NATO announced this week that, of some 370 total missions flown by its combat aircraft in 2021, 290 involved “response to the activities of Russian aircraft.” Most of those were warplanes operating in northwest Europe that “were flying too close to the airspace of member countries.”
Most of the intercepts played out in the Baltic region near Estonia, Latvia and Lithuania. In a statement, NATO reported, “Generally, intercepts occurred without incident as NATO planes take off to identify the approaching aircraft and escort it out of the area. Very few intercepted flights entered allied airspace.”
Still, despite growing tensions surrounding Russia’s military buildup along the border with Ukraine, NATO reports the number of Russia-linked intercepts actually decreased this year. In 2020, NATO scrambled alert aircraft some 350 times in response to Russian planes.
The international peacekeeping group reports that more than 60 NATO jets are on 24/7/365 standby status throughout Europe, available at a moment’s notice to respond to events such as “unannounced military flights or civilian planes losing communication with air-traffic controllers for any reason, which could range from technical problems to hijacking,” NATO said.

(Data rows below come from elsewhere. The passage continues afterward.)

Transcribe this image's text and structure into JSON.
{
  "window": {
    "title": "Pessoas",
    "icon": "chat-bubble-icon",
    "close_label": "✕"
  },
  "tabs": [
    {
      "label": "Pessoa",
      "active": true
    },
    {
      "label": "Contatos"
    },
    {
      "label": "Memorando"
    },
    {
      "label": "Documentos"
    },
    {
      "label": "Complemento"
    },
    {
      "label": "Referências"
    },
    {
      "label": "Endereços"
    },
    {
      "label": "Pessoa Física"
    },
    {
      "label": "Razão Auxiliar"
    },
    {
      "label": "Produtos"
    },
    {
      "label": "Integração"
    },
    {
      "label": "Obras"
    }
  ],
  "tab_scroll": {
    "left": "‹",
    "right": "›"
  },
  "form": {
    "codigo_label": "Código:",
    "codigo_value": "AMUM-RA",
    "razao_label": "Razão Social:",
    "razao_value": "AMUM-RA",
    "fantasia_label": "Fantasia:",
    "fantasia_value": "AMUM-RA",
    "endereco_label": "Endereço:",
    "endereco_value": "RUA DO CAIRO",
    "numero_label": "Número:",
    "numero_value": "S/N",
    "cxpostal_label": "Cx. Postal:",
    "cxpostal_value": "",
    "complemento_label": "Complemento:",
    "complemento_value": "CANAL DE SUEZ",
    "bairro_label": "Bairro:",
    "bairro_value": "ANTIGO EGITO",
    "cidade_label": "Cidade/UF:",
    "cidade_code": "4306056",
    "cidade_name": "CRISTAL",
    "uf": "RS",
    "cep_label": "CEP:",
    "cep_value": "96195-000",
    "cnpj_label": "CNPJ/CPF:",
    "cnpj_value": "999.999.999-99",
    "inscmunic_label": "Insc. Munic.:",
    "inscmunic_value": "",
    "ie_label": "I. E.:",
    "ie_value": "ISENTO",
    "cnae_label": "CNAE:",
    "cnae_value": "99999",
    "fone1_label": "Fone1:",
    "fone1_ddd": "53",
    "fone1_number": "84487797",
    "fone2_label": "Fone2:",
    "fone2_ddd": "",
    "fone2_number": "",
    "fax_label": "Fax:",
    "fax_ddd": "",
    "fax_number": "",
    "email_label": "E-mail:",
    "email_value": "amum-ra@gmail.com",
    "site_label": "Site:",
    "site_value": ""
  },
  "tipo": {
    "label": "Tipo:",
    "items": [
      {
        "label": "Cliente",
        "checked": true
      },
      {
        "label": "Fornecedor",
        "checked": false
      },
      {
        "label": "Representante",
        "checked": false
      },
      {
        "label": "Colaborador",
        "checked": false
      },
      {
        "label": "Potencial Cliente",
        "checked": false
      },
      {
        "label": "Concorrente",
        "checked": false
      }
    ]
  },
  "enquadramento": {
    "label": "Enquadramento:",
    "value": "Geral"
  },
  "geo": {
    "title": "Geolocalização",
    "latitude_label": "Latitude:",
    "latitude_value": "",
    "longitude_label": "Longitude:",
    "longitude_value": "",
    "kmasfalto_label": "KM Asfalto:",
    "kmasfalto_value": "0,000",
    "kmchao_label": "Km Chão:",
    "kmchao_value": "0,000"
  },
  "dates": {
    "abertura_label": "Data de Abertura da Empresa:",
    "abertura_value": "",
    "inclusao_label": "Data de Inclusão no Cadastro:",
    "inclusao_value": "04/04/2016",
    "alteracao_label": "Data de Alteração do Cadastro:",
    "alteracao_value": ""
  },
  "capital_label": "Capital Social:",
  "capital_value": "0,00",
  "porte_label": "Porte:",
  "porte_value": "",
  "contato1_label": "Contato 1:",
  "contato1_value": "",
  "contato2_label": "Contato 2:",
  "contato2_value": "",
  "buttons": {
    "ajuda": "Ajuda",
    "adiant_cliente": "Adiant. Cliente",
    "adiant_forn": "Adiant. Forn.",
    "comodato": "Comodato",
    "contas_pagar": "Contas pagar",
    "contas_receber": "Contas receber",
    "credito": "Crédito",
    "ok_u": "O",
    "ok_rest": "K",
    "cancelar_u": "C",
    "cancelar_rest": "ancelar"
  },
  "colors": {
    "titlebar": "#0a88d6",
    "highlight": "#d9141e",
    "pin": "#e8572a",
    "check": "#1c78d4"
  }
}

Most of the incidents over the past year involved identifying and diverting Russian aircraft, which is an aerial cat-and-mouse game that both sides have come to see as almost routine. According to NATO, all this year’s interactions played out “without incident … very few of the intercepted aircraft entered the airspace of the Allies.”